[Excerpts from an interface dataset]
######

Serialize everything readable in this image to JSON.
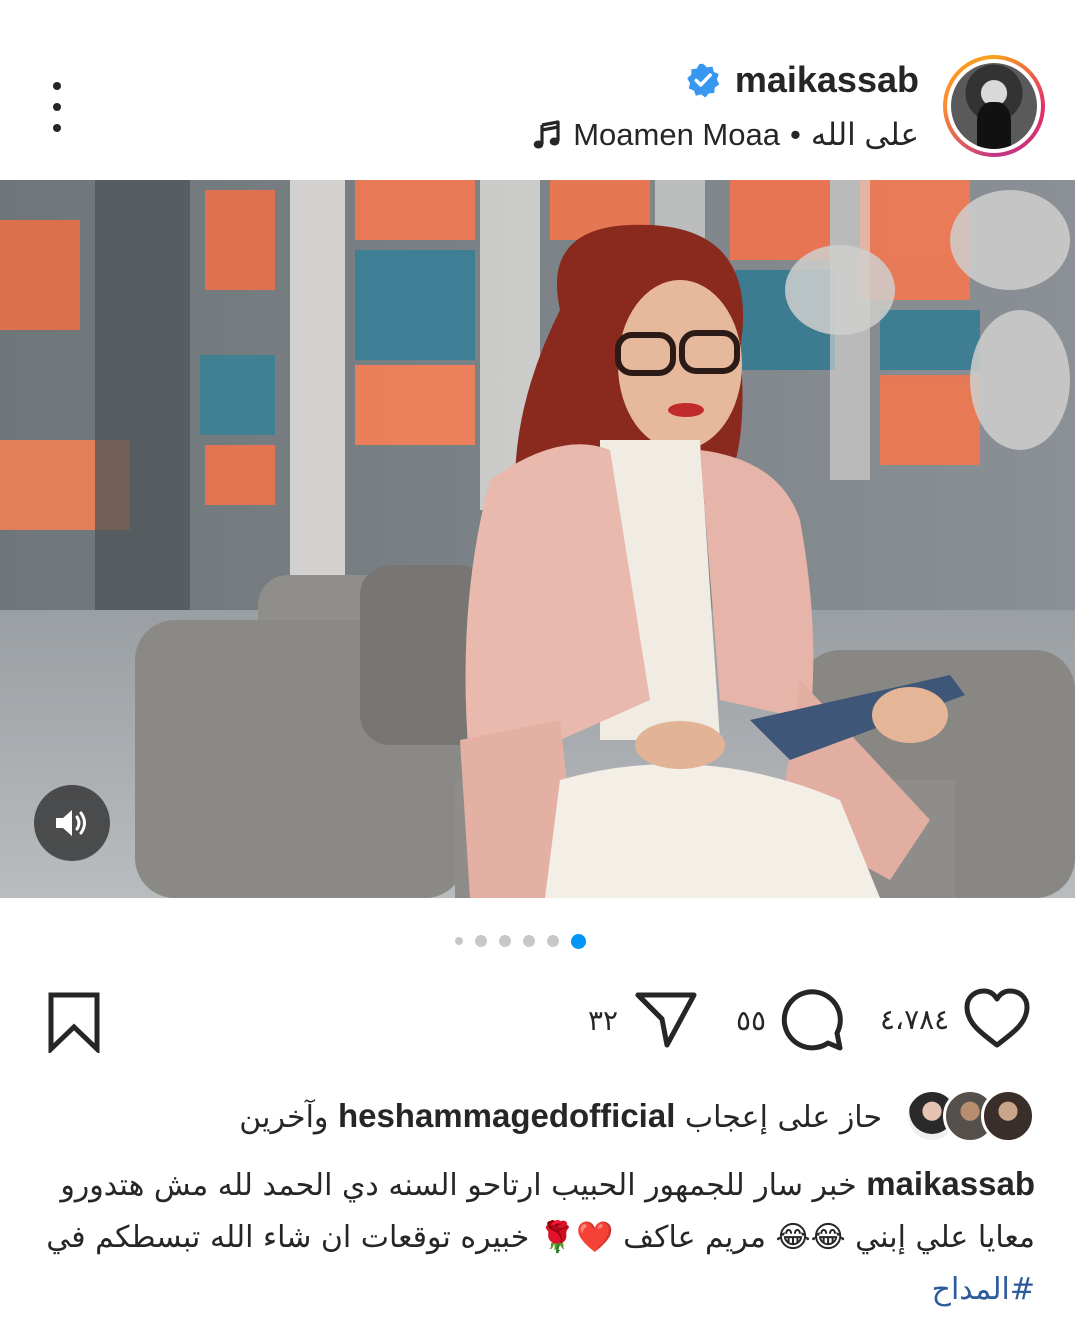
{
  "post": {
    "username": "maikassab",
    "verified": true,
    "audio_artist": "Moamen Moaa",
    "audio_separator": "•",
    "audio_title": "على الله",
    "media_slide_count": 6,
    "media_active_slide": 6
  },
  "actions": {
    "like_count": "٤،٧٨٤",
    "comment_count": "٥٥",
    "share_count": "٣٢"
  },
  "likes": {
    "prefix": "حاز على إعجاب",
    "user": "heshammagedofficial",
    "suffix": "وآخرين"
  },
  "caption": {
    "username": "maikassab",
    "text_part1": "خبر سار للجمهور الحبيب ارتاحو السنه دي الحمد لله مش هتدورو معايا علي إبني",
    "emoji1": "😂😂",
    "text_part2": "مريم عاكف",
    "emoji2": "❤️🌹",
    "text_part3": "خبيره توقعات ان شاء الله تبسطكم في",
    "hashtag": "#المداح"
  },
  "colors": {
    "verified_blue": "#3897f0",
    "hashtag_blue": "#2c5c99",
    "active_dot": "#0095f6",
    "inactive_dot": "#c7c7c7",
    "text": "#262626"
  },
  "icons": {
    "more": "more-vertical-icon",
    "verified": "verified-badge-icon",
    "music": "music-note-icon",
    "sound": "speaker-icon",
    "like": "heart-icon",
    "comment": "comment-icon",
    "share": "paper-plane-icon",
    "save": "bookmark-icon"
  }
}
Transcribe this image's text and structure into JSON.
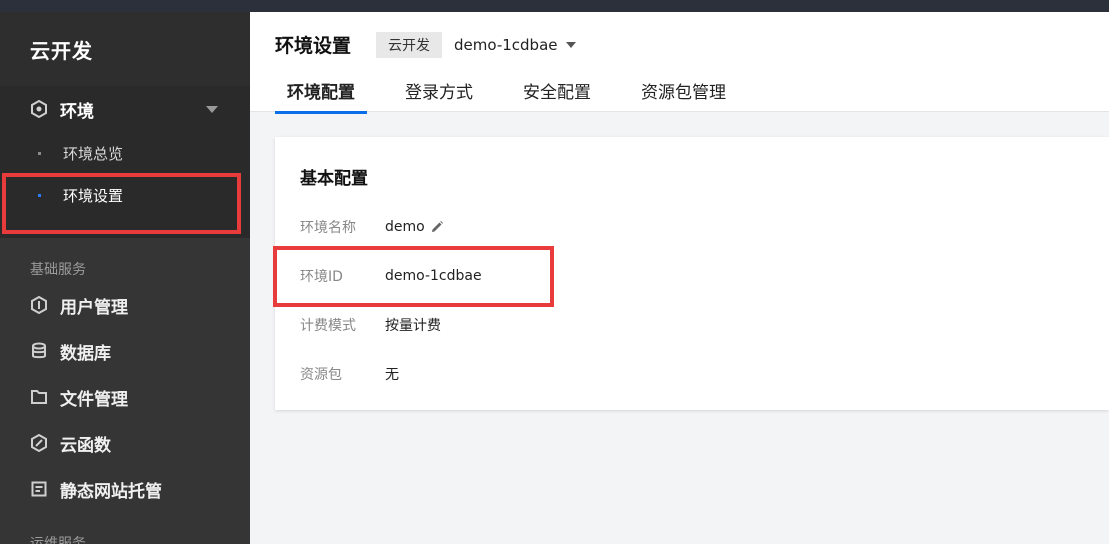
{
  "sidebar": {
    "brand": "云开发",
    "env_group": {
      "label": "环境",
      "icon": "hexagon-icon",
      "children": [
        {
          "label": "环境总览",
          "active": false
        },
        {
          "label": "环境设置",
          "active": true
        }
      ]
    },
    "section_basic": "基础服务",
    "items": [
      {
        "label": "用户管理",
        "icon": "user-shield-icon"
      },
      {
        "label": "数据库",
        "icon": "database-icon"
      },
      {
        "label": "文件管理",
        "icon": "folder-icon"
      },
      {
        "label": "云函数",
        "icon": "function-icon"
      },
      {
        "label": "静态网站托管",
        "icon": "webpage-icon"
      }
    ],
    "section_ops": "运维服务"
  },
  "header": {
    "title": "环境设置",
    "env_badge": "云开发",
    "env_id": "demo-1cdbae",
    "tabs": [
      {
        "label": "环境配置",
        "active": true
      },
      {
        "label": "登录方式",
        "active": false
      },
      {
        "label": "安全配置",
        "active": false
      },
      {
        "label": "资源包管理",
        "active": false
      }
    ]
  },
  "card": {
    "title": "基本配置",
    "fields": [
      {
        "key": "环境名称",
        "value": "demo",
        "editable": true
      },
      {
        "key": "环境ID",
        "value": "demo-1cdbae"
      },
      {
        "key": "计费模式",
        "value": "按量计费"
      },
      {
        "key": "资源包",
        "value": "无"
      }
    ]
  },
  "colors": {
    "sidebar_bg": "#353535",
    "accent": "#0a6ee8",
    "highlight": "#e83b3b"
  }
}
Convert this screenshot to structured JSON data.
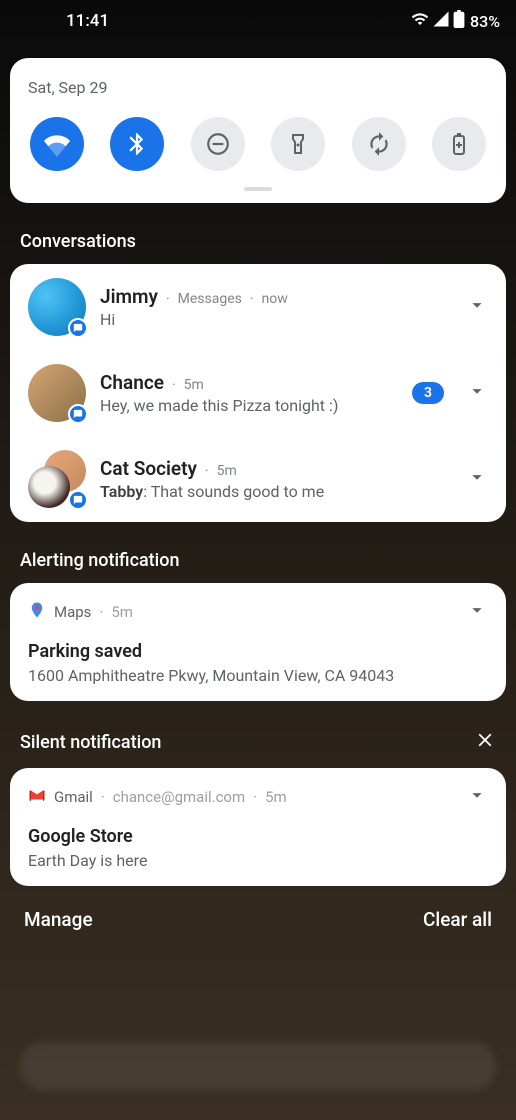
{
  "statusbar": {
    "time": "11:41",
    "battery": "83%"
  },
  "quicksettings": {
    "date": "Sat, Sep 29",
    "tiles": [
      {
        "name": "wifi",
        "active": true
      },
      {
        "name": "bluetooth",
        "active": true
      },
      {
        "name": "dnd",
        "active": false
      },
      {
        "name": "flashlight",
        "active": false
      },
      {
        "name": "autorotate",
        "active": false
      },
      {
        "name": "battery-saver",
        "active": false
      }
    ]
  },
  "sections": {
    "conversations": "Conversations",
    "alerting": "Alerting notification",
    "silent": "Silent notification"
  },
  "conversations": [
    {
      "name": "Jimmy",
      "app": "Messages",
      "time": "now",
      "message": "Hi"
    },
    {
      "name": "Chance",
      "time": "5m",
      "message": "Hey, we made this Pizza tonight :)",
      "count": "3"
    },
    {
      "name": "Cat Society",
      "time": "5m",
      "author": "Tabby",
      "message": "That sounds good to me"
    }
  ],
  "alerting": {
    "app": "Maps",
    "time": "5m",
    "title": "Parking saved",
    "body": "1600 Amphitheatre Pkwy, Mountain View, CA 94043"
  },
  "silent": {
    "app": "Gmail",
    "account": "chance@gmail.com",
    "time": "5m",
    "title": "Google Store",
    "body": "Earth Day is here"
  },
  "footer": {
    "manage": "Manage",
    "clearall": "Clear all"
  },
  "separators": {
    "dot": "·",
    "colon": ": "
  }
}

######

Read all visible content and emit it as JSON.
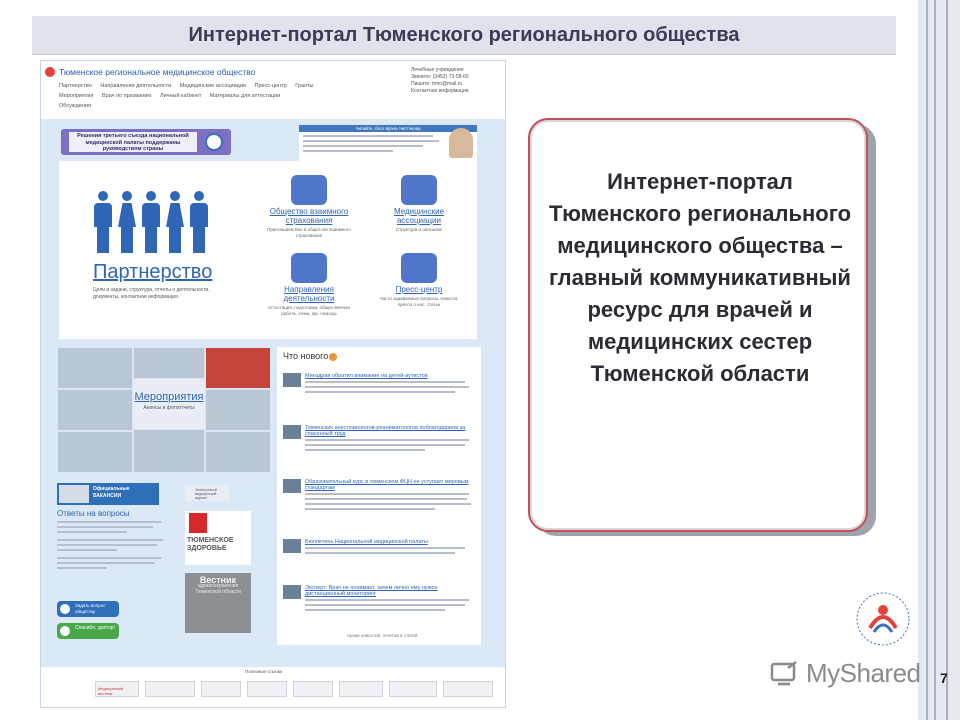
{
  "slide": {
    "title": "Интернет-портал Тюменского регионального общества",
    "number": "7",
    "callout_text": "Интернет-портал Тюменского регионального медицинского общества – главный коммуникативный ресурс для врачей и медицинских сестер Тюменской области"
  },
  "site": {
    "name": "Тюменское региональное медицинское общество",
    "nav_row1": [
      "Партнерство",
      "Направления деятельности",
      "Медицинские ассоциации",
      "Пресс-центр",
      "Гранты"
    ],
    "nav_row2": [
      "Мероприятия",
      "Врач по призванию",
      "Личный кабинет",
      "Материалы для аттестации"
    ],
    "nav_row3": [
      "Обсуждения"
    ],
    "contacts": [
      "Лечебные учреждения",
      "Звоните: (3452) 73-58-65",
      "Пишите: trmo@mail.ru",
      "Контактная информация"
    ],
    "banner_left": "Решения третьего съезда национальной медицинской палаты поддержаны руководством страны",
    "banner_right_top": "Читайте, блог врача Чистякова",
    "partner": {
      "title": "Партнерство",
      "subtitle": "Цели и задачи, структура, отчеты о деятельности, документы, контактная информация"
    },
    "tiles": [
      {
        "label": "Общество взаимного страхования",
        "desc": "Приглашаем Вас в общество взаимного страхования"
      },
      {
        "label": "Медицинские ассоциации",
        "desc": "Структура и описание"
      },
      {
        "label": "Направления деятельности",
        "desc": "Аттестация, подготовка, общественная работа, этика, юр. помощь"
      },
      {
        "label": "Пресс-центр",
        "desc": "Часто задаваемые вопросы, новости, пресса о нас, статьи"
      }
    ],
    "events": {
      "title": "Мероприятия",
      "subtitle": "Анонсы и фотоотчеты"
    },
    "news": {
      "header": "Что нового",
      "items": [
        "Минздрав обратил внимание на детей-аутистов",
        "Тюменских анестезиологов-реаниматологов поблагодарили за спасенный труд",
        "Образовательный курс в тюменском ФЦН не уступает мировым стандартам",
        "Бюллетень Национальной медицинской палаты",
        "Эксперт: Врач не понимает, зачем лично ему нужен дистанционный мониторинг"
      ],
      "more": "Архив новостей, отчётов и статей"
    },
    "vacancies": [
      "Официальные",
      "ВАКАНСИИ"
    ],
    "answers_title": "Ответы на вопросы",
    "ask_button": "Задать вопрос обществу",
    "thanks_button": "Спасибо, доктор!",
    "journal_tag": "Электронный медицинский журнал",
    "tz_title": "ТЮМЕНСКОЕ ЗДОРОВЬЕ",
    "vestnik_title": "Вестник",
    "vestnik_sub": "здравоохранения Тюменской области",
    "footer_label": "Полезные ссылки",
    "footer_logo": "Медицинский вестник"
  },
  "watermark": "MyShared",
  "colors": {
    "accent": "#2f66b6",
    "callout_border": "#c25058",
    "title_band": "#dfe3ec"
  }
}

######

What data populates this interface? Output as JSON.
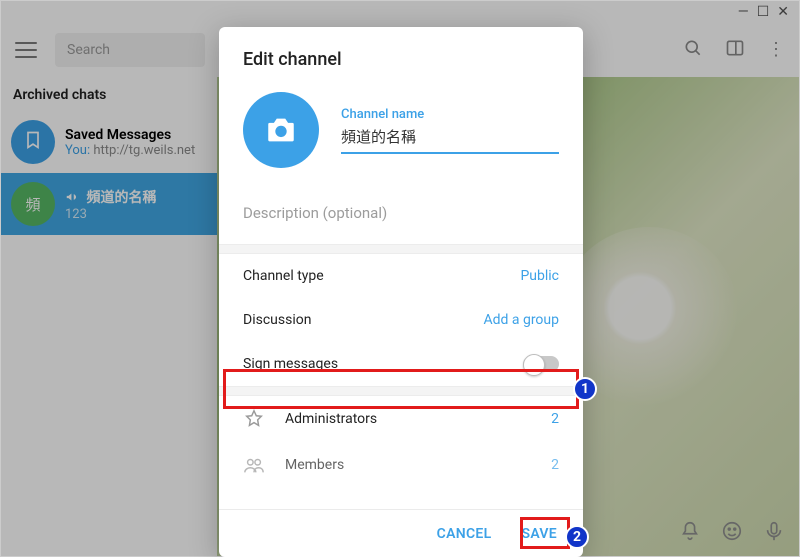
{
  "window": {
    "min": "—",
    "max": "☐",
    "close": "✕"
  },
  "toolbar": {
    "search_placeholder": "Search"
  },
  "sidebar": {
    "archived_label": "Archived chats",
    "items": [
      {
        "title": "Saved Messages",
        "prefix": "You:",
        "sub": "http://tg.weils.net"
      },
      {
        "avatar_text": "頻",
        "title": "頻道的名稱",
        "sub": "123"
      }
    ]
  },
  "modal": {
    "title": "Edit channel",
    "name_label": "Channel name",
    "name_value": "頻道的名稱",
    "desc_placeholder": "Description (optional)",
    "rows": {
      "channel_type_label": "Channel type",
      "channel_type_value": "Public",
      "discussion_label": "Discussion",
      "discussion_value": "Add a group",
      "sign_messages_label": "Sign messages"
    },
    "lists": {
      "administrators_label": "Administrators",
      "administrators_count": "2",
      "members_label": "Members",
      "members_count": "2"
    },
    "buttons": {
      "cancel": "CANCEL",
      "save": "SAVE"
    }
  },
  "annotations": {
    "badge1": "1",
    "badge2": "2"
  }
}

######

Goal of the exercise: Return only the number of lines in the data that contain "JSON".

Solution for this task: 5